Hate's Haunted Slay Ride

DVD Details:

16:9 Widescreen
Running Time: 1 hour 56 minutes
Region 1
Unrated Directors Cut
Not suggested for children
Special Features:
Commentary Track
Featurette: The Making of Hate's Haunted Slay Ride
Featurette: Visual Effects Artist Michael Christopher Lee featurette
Warren Disbrow Movie Trailers  

List Price: $16.95       

Haunted Hayride The Movie:

DVD Details:

Commentary Track featuring Writer-Director Warren F. Disbrow, Stars Jenny Hill, Dan Bartkewicz, Joey West, Warren Disbrow Sr
Featurette:  Movie location Brock Farms, NJ
Featurette: On movie location Dracula's Domain Haunted Hay Ride, NJ
Featurette: The Making of HAUNTED HAY RIDE: THE MOVIE
Video Interviews with Cast and Crew members
Promotional Free music tie-in WITH LOVE, FROM HATE by Butterfly Suicide

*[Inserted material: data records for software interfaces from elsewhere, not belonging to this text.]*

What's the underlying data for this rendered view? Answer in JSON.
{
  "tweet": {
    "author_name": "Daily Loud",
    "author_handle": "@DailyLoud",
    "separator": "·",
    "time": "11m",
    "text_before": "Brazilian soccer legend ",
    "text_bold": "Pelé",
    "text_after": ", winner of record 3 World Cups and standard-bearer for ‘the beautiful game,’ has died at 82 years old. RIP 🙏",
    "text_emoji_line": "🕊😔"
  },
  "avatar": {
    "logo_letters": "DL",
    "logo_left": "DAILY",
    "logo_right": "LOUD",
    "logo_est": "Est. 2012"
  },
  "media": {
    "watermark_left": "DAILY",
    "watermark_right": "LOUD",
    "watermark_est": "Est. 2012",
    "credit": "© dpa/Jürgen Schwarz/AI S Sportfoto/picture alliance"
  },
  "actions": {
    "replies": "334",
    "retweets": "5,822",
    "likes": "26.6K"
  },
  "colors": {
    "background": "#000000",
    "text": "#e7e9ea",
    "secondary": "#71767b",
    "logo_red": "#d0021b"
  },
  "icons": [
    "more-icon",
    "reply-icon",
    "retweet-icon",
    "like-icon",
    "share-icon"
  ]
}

Warren Disbrow
Movie Trailers

List Price: $16.95